Easy Tips to Backup Photos to Google Photos on Smartphone and Desktop
For those of you who like to take pictures using a smartphone, of course you are familiar with Google’s cloud service, which is Photos.
At present, data storage using the cloud is felt to be safer, because often computing companies do not give up opportunities for outsiders to access data stored in the cloud.
Not only that, external storage media like memory cards, hard drives, and SSD (solid state drives) are also vulnerable to damage.
In addition to offering free storage, Google also uses image analysis based on production intelligence (Artificial intelligence, AI) to organize your portraits and videos, making it easier to browse and edit.
Then, what if you want to backup portraits and videos to Google’s cloud storage service, and access them from various mobile devices? Here are tips that you can work on to save portraits and videos to Google Photos using iOS, Android and desktop devices. https://bit.ly/2kBONKo
1. Install the Google Photos Application
To use Google Photo on an iPhone or Android smartphone, make sure you have downloaded the software from the App Store or Google Play Store.
For those of you who use Mac or Windows, you must first set the application to automatically sync different images and files from your computer to the Photos software.
Once opened, the Google Photos icon will appear in the very top menu bar of the browser. You can control it past Preferences.
2. Access Backup and Sync Settings on Mobile
Open the Google Photos software on iOS and Android phones, select Settings from the main menu and select Backup & Sync.
Here, you can enable auto backup and arrange the upload file size.

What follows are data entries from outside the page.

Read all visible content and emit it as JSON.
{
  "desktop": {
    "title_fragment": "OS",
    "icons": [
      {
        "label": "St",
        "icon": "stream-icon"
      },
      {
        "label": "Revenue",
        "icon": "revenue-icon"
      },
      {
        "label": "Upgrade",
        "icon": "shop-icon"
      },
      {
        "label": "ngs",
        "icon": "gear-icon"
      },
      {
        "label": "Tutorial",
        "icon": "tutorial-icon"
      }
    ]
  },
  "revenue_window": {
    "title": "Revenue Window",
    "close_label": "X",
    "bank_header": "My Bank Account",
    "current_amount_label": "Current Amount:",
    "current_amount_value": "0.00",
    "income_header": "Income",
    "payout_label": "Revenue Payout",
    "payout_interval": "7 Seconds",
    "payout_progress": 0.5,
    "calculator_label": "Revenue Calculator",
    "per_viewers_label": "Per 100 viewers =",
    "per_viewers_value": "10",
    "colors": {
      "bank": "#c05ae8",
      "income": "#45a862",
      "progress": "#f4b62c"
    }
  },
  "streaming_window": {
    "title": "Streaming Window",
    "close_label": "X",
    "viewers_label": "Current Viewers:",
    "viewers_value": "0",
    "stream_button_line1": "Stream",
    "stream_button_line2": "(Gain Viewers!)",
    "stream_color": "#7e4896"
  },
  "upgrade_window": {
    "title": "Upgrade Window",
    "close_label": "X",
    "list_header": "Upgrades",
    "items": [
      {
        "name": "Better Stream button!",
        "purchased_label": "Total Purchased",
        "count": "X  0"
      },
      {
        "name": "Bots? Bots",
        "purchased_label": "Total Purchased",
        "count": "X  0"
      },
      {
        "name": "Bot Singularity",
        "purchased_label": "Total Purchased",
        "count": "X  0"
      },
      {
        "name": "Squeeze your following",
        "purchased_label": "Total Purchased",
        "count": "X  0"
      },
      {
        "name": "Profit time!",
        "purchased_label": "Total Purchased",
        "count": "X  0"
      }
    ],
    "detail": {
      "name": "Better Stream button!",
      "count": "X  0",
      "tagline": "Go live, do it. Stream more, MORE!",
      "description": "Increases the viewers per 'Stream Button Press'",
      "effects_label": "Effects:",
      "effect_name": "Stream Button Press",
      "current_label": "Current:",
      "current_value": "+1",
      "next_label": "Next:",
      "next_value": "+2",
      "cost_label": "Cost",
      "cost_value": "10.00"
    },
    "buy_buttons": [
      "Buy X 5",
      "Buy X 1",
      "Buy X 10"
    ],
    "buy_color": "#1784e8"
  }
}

High Quality will store unlimited images and vieo up to 16MP for free.
More than 16MP will be compressed in the cloud, but not on your desktop or equipment. https://bit.ly/2k8Pgnb
3. Select Backup via Data Package or Wi-Fi
You can choose to upload content through the ATA package or via Wi-Fi. If you have an unlimited data plan, you don’t need to worry about running out of quota.